(DATA SUPPLIED begins)

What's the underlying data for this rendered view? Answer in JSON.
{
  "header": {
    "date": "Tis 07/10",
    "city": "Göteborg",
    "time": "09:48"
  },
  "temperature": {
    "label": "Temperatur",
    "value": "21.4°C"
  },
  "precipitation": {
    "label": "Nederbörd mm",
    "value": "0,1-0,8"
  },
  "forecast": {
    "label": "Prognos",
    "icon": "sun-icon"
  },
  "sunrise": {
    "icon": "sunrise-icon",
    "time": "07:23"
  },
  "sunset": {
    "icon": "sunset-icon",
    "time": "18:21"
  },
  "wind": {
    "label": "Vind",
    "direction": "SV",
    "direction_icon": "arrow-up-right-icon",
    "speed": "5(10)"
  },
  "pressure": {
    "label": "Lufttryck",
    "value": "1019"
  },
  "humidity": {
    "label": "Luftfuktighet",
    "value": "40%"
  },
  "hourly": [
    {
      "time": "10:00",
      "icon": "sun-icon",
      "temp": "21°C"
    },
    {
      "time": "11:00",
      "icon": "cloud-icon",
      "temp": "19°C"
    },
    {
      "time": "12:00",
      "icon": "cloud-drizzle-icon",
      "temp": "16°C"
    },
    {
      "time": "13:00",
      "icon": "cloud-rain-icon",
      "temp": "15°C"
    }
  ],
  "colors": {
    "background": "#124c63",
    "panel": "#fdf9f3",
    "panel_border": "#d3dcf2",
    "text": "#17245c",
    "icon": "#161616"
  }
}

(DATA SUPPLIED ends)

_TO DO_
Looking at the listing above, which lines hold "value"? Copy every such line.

_OUTPUT FOR THIS EXERCISE_
    "value": "21.4°C"
    "value": "0,1-0,8"
    "value": "1019"
    "value": "40%"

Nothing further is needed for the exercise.